One Night in Miami
The feature film debut of award-winning actress Regina King is screening through the 56th Chicago International Film Festival and will also be released in theatres on December 25. “One Night in Miami” will also be available on Amazon Prime on January 15.
On one incredible night in 1964, four icons of sports, music, and activism gathered to celebrate one of the biggest upsets in boxing history. When underdog Cassius Clay, soon to be called Muhammad Ali, (Eli Goree), defeats heavy weight champion Sonny Liston at the Miami Convention Hall, Clay memorialized the event with three of his friends: Malcolm X (Kingsley Ben-Adir), Sam Cooke (Leslie Odom Jr.) and Jim Brown (Aldis Hodge). Based on the award-winning play of the same name, and directed by Regina King, “One Night In Miami” is a fictional account inspired by the historic night these four formidable figures spent together. It looks at the struggles these men faced and the vital role they each played in the civil rights movement and cultural upheaval of the 1960s. More than 40 years later, their conversations on racial injustice, religion, and personal responsibility still resonate.

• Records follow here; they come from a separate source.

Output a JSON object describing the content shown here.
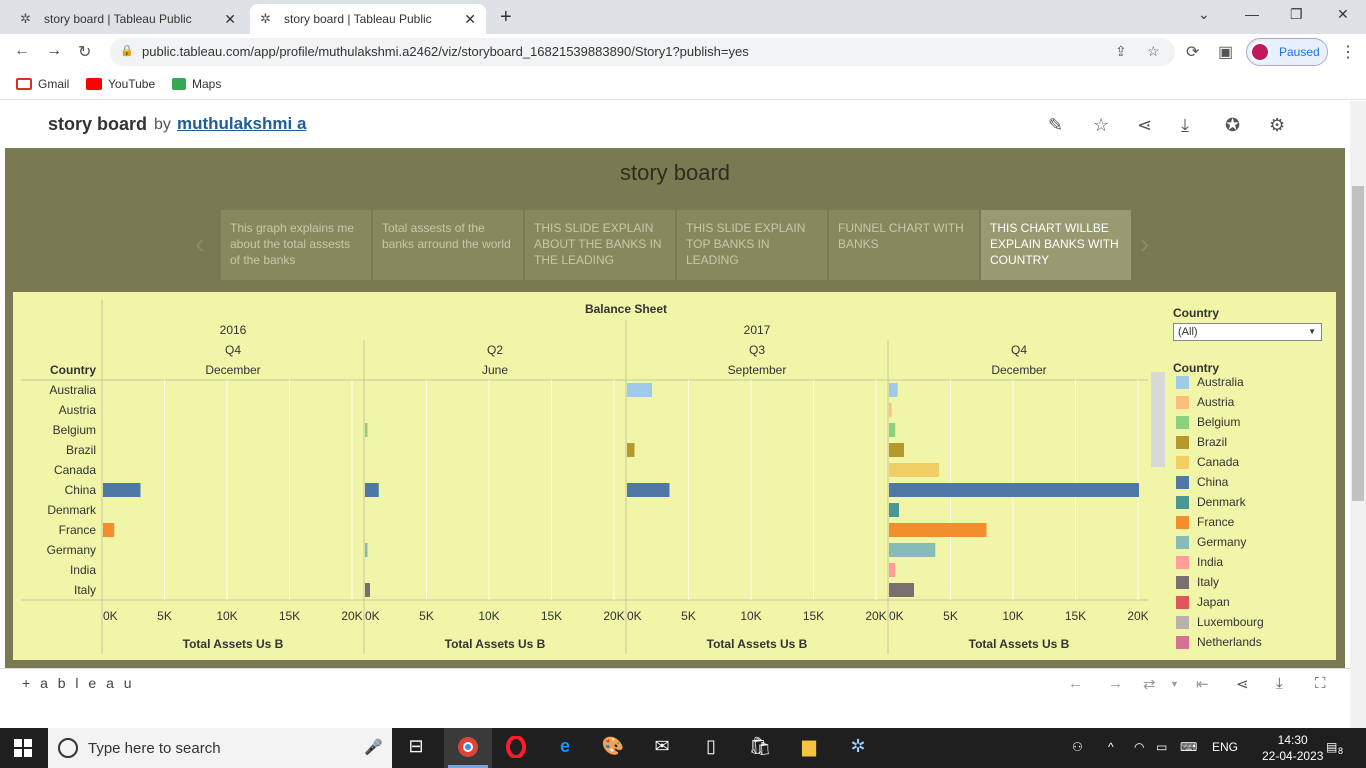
{
  "browser": {
    "tabs": [
      {
        "title": "story board | Tableau Public"
      },
      {
        "title": "story board | Tableau Public"
      }
    ],
    "url": "public.tableau.com/app/profile/muthulakshmi.a2462/viz/storyboard_16821539883890/Story1?publish=yes",
    "profile_status": "Paused",
    "bookmarks": [
      "Gmail",
      "YouTube",
      "Maps"
    ]
  },
  "page": {
    "viz_title": "story board",
    "by": "by",
    "author": "muthulakshmi a"
  },
  "story": {
    "title": "story board",
    "points": [
      "This graph explains me about the total assests of the banks",
      "Total assests of the banks arround the world",
      "THIS SLIDE EXPLAIN ABOUT THE BANKS IN THE LEADING",
      "THIS SLIDE EXPLAIN TOP BANKS IN LEADING",
      "FUNNEL CHART WITH BANKS",
      "THIS CHART WILLBE EXPLAIN BANKS WITH COUNTRY"
    ],
    "active_point": 5
  },
  "filter": {
    "label": "Country",
    "value": "(All)"
  },
  "legend": {
    "title": "Country",
    "items": [
      {
        "name": "Australia",
        "color": "#a0cbe8"
      },
      {
        "name": "Austria",
        "color": "#ffbe7d"
      },
      {
        "name": "Belgium",
        "color": "#8cd17d"
      },
      {
        "name": "Brazil",
        "color": "#b6992d"
      },
      {
        "name": "Canada",
        "color": "#f1ce63"
      },
      {
        "name": "China",
        "color": "#4e79a7"
      },
      {
        "name": "Denmark",
        "color": "#499894"
      },
      {
        "name": "France",
        "color": "#f28e2b"
      },
      {
        "name": "Germany",
        "color": "#86bcb6"
      },
      {
        "name": "India",
        "color": "#ff9d9a"
      },
      {
        "name": "Italy",
        "color": "#79706e"
      },
      {
        "name": "Japan",
        "color": "#e15759"
      },
      {
        "name": "Luxembourg",
        "color": "#bab0ac"
      },
      {
        "name": "Netherlands",
        "color": "#d37295"
      }
    ]
  },
  "chart_data": {
    "type": "bar",
    "title": "Balance Sheet",
    "row_header": "Country",
    "categories": [
      "Australia",
      "Austria",
      "Belgium",
      "Brazil",
      "Canada",
      "China",
      "Denmark",
      "France",
      "Germany",
      "India",
      "Italy"
    ],
    "xlabel": "Total Assets Us B",
    "xlim": [
      0,
      20000
    ],
    "xticks": [
      "0K",
      "5K",
      "10K",
      "15K",
      "20K"
    ],
    "panels": [
      {
        "year": "2016",
        "quarter": "Q4",
        "month": "December",
        "values": [
          0,
          0,
          0,
          0,
          0,
          3000,
          0,
          900,
          0,
          0,
          0
        ]
      },
      {
        "year": "",
        "quarter": "Q2",
        "month": "June",
        "values": [
          0,
          0,
          200,
          0,
          0,
          1100,
          0,
          0,
          200,
          0,
          400
        ]
      },
      {
        "year": "2017",
        "quarter": "Q3",
        "month": "September",
        "values": [
          2000,
          0,
          0,
          600,
          0,
          3400,
          0,
          0,
          0,
          0,
          0
        ]
      },
      {
        "year": "",
        "quarter": "Q4",
        "month": "December",
        "values": [
          700,
          200,
          500,
          1200,
          4000,
          20000,
          800,
          7800,
          3700,
          500,
          2000
        ]
      }
    ]
  },
  "taskbar": {
    "search_placeholder": "Type here to search",
    "lang": "ENG",
    "time": "14:30",
    "date": "22-04-2023",
    "notif_count": "8"
  },
  "footer": {
    "logo": "+ a b l e a u"
  }
}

I was delighted to be able to watch this film as part of the Crusader’s coverage of the Chicago International Film Festival. The issues that were raised in what I view as a “Come to Jesus meeting” between these four civil rights icons are truly relevant today. Cooke, Ali, Brown and Malcolm X were icons, in that the film shows them at pivotal times in their careers—pivots that contributed much to the advancement of Blacks in the early 60s and beyond.
As Cooke notes in the film, “Everybody says they want a piece of the pie. I don’t. I want the goddam recipe.” For info about viewing “One Night in Miami” during CIFF’s presentation at the ChiTown Drive In movies, 2343 S. Throop St., on October 23, visit https://www.chicagofilmfestival.com/digifilm/one-night-in-miami/.
Take a look at the trailer: https://www.youtube.com/watch?v=8TO3gp3j8_4&feature=youtu.be.
In Sylvie’s Love, the Jazz is smooth and the air sultry in the hot New York summer of 1957. Robert (Nnamdi Asomugha), a saxophonist, spends late nights playing behind a less talented but well-known bandleader, as member of a Jazz quartet. Sylvie (Tessa Thompson), who dreams of a career in television, spends her summer days helping around her father’s record store, as she waits for her fiancé to return from war.
When Robert takes a part-time job at the record store, the two begin a friendship that sparks a deep passion in each of them unlike anything they have felt before. As the summer winds down, life takes them in different directions, bringing their relationship to an end. Years pass, Sylvie’s career as a TV producer blossoms, while Robert has to come to terms with what the age of Motown is doing to the popularity of Jazz.
In a chance meeting, Sylvie and Robert cross paths again, only to find that while their lives have changed, their feelings for each other remain the same. Writer/director Eugene Ashe combines romance and music into a sweeping story that brings together changing times, a changing culture, and the true price of love.
This is a classic love story, but it makes for better viewing because it is set in 1960s Harlem, permeating with Black culture and promise. I enjoyed the story, although at times it seemed formulaic. However, the time period, premise and great soundtrack are enough to offer hope for the love-starved out there.
The film will be released on Amazon Prime Video on December 25.
For information about virtual screening during CIFF, visit https://www.chicagofilmfestival.com/digifilm/sylvies-love/.
Take a look at the trailer: https://tinyurl.com/yywhvgbs.